That noted paragon of patience, Tigers manager Jim Leyland, says something needs to be done. And he's not wrong. Umpires are rarely, if ever, disciplined for unreasonable or excessive ejections in games, nor are they evaluated for any actions of their own that contribute to the angry climate surrounding a particular game.

The best officials are the ones who keep control of a game in an understated, anonymous fashion. "Understated" and "anonymous" are two words that could never be applied to Joe West. Remember, we're dealing with a man who wants to make some extra scratch as a country singer. Any time he gets his name in the paper, it's a bonus. Right, Mark Buehrle?

After all, this is a guy who once tossed TV cameramen out of Shea Stadium for letting the Mets watch a replay. Oh, speaking of which...

Anti-baseball-replay advocates often complain that umpires spending time looking at a video screen will delay the game. Considering that most of these screaming matches take place following some kind of bang-bang play, is it reasonable to ask if a manager respectfully asking "let's go to the videotape" would delay the game less than a vociferous argument? This doesn't even take into consideration the lineup juggling that would take place if a player was tossed, or the time it would take for a reliever to warm up after replacing an ejected pitcher.

Mike Hargrove used to be called "The Human Rain Delay" for his routine at the plate, but West's crew have done more to slow down games this season than David Ortiz home run trots. Good officials try to avoid deciding the outcome of a game, but what does an ejection do if not change the future of that evening's action? Er go, West and his boys aren't exactly good officials. Right, Ozzie Guillen?

I really am waiting for this conversation to occur in the near future:

Joe West: "Hey, did you buy my new album yet?"

Batter: "Nope."


Note to the Cowboy: ejecting half the free world has little effect aside from alienating the CD-buying public. Kinder, gentler umpires sell more country albums. Basic marketing is your friend, Joe.

Roy Williams Fails With a Ring in the Mail

A marriage proposal should carry a large romance quotient. At the very minimum, a nice dinner should be involved, some candlelight, being in the same room…you know, the basics.

Dallas Cowboys wide receiver Roy Williams dispensed with all of that foolishness, deciding that nothing says romance like a U.S. Postal Service Express Mail box containing a $76,000 ring and a DVD. The recipient, former Miss Texas Brooke Daniels, was strangely unmoved by a proposal from a man who couldn’t even make the trip in person to deliver the ring.

It’s understandable to be nervous about a proposal. Men worldwide struggle to get the words out, fumble the ring, sweat through their suits, etc. That’s part of the secret for having one accepted.
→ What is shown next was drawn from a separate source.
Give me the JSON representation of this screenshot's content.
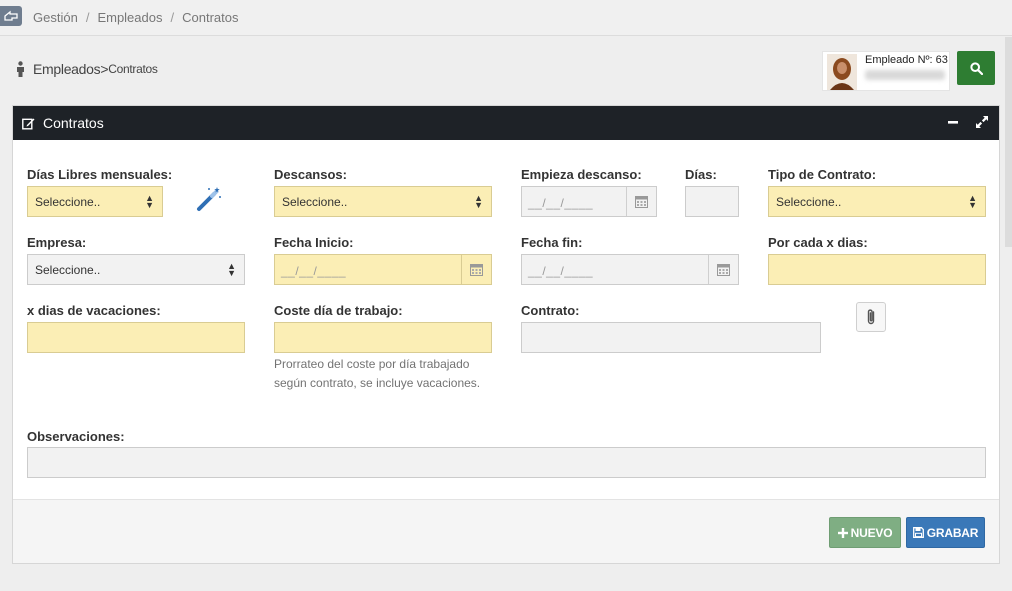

Even if a woman is iffy about spending her life with you, she may give you credit for getting through the proposal without vomiting on her shoes.

Sending a video of yourself in your comfortable gear in your comfortable home takes all the daring out of a proposal and makes it reek of selfishness. If a man won’t make a woman feel like she’s worth the discomfort of dropping to a knee and spitting the words out, she’ll forever wonder, “What am I worth to him, exactly?”
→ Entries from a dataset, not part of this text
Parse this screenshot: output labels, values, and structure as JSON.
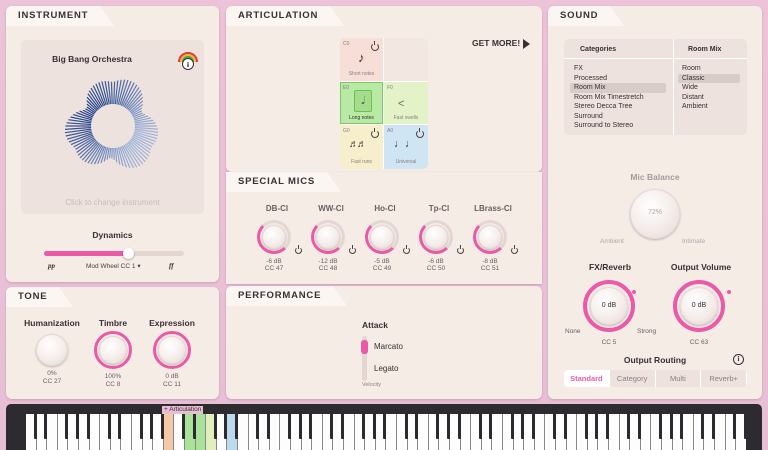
{
  "instrument": {
    "tab": "INSTRUMENT",
    "name": "Big Bang Orchestra",
    "change_hint": "Click to change instrument",
    "dynamics_label": "Dynamics",
    "dyn_min": "pp",
    "dyn_max": "ff",
    "dyn_cc": "Mod Wheel  CC 1",
    "dynamics_value": 0.6
  },
  "tone": {
    "tab": "TONE",
    "knobs": [
      {
        "label": "Humanization",
        "value": "0%",
        "cc": "CC 27"
      },
      {
        "label": "Timbre",
        "value": "100%",
        "cc": "CC 8"
      },
      {
        "label": "Expression",
        "value": "0 dB",
        "cc": "CC 11"
      }
    ]
  },
  "articulation": {
    "tab": "ARTICULATION",
    "get_more": "GET MORE!",
    "cells": [
      {
        "note": "C0",
        "label": "Short notes",
        "color": "#f7dfd8"
      },
      {
        "note": "",
        "label": "",
        "color": "#f3e7e1"
      },
      {
        "note": "E0",
        "label": "Long notes",
        "color": "#b8e9a5"
      },
      {
        "note": "F0",
        "label": "Fast swells",
        "color": "#e4f2c8"
      },
      {
        "note": "G0",
        "label": "Fast runs",
        "color": "#f7eecc"
      },
      {
        "note": "A0",
        "label": "Universal",
        "color": "#cfe5f4"
      }
    ]
  },
  "mics": {
    "tab": "SPECIAL MICS",
    "items": [
      {
        "label": "DB-Cl",
        "value": "-6 dB",
        "cc": "CC 47"
      },
      {
        "label": "WW-Cl",
        "value": "-12 dB",
        "cc": "CC 48"
      },
      {
        "label": "Ho-Cl",
        "value": "-5 dB",
        "cc": "CC 49"
      },
      {
        "label": "Tp-Cl",
        "value": "-6 dB",
        "cc": "CC 50"
      },
      {
        "label": "LBrass-Cl",
        "value": "-8 dB",
        "cc": "CC 51"
      }
    ]
  },
  "performance": {
    "tab": "PERFORMANCE",
    "attack_label": "Attack",
    "opt1": "Marcato",
    "opt2": "Legato",
    "velocity": "Velocity"
  },
  "sound": {
    "tab": "SOUND",
    "cat_header": "Categories",
    "room_header": "Room Mix",
    "categories": [
      "FX",
      "Processed",
      "Room Mix",
      "Room Mix Timestretch",
      "Stereo Decca Tree",
      "Surround",
      "Surround to Stereo"
    ],
    "rooms": [
      "Room",
      "Classic",
      "Wide",
      "Distant",
      "Ambient"
    ],
    "mic_balance": "Mic Balance",
    "mic_value": "72%",
    "ambient": "Ambient",
    "intimate": "Intimate",
    "fx_label": "FX/Reverb",
    "fx_value": "0 dB",
    "fx_cc": "CC 5",
    "none": "None",
    "strong": "Strong",
    "out_label": "Output Volume",
    "out_value": "0 dB",
    "out_cc": "CC 63",
    "routing": "Output Routing",
    "routes": [
      "Standard",
      "Category",
      "Multi",
      "Reverb+"
    ]
  },
  "keyboard": {
    "label": "+ Articulation"
  },
  "colors": {
    "accent": "#ea5aa9",
    "panel": "#f5ece6"
  }
}
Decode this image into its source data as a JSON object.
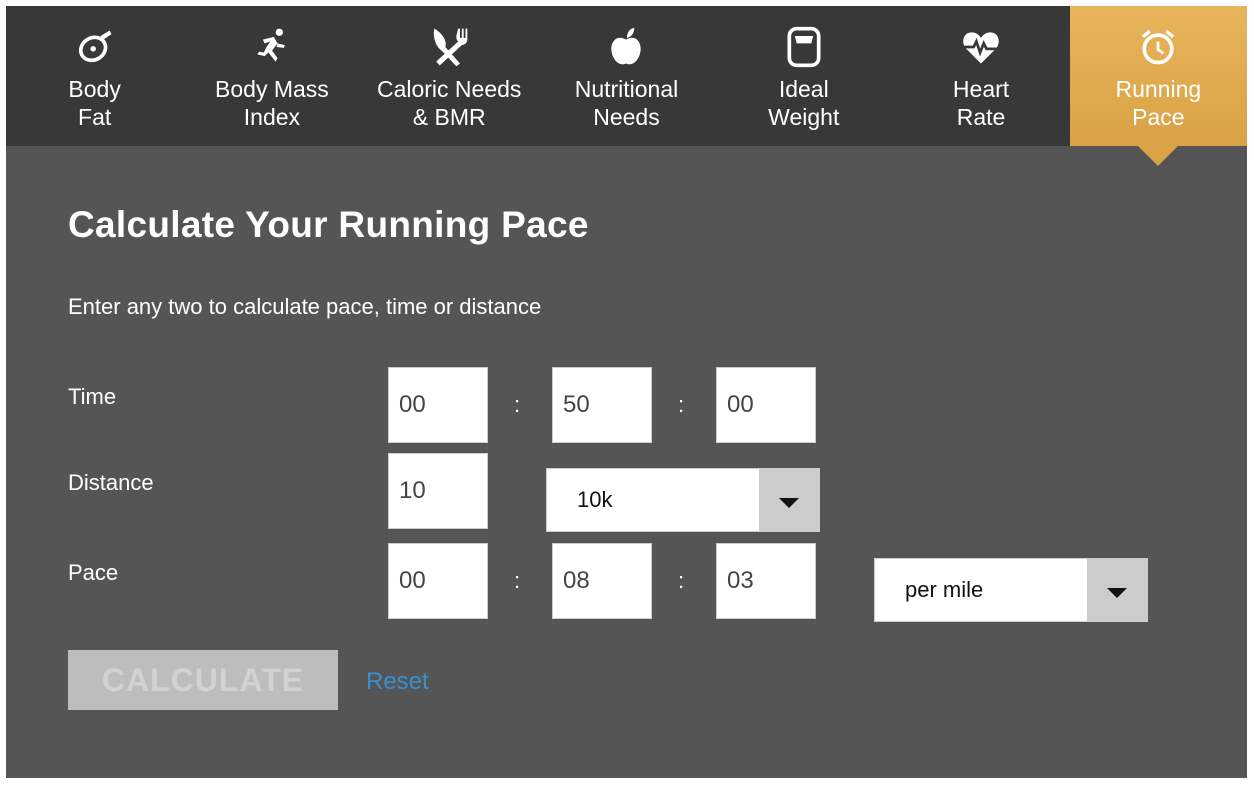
{
  "tabs": [
    {
      "label": "Body\nFat",
      "icon": "tape-measure-icon",
      "active": false
    },
    {
      "label": "Body Mass\nIndex",
      "icon": "runner-icon",
      "active": false
    },
    {
      "label": "Caloric Needs\n& BMR",
      "icon": "fork-knife-icon",
      "active": false
    },
    {
      "label": "Nutritional\nNeeds",
      "icon": "apple-icon",
      "active": false
    },
    {
      "label": "Ideal\nWeight",
      "icon": "scale-icon",
      "active": false
    },
    {
      "label": "Heart\nRate",
      "icon": "heartbeat-icon",
      "active": false
    },
    {
      "label": "Running\nPace",
      "icon": "alarm-clock-icon",
      "active": true
    }
  ],
  "page": {
    "title": "Calculate Your Running Pace",
    "instruction": "Enter any two to calculate pace, time or distance"
  },
  "time": {
    "label": "Time",
    "hours": "00",
    "minutes": "50",
    "seconds": "00",
    "separator": ":"
  },
  "distance": {
    "label": "Distance",
    "value": "10",
    "unit": "10k"
  },
  "pace": {
    "label": "Pace",
    "hours": "00",
    "minutes": "08",
    "seconds": "03",
    "unit": "per mile"
  },
  "actions": {
    "calculate": "CALCULATE",
    "reset": "Reset"
  },
  "colors": {
    "active_tab": "#e0ab4f",
    "nav_bg": "#383838",
    "panel_bg": "#555555",
    "link": "#3a8fd1"
  }
}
Roy Williams’ last several years have been based around taking the easy way out. He tried to convince everyone that he was still the Cowboys’ No. 1 receiver three games into the explosive Miles Austin era. His 2010 season ended with five catches in his last four games, and his response was, "I was the go-to guy in Detroit…coordinators can make who they want to make the star."

Everything is someone else’s fault. In Roy’s mind, Daniels probably refused the proposal because the mailman slipped her his phone number. Either way, he now feels the need to press legal action to get the ring back. All the legal fees could have been saved if he’d ensured that the ring never left his possession in the first place.

Learn a lesson from Uncle Roy, kids. No “how Daddy/Grandpa proposed” story should ever include the words “postage due.”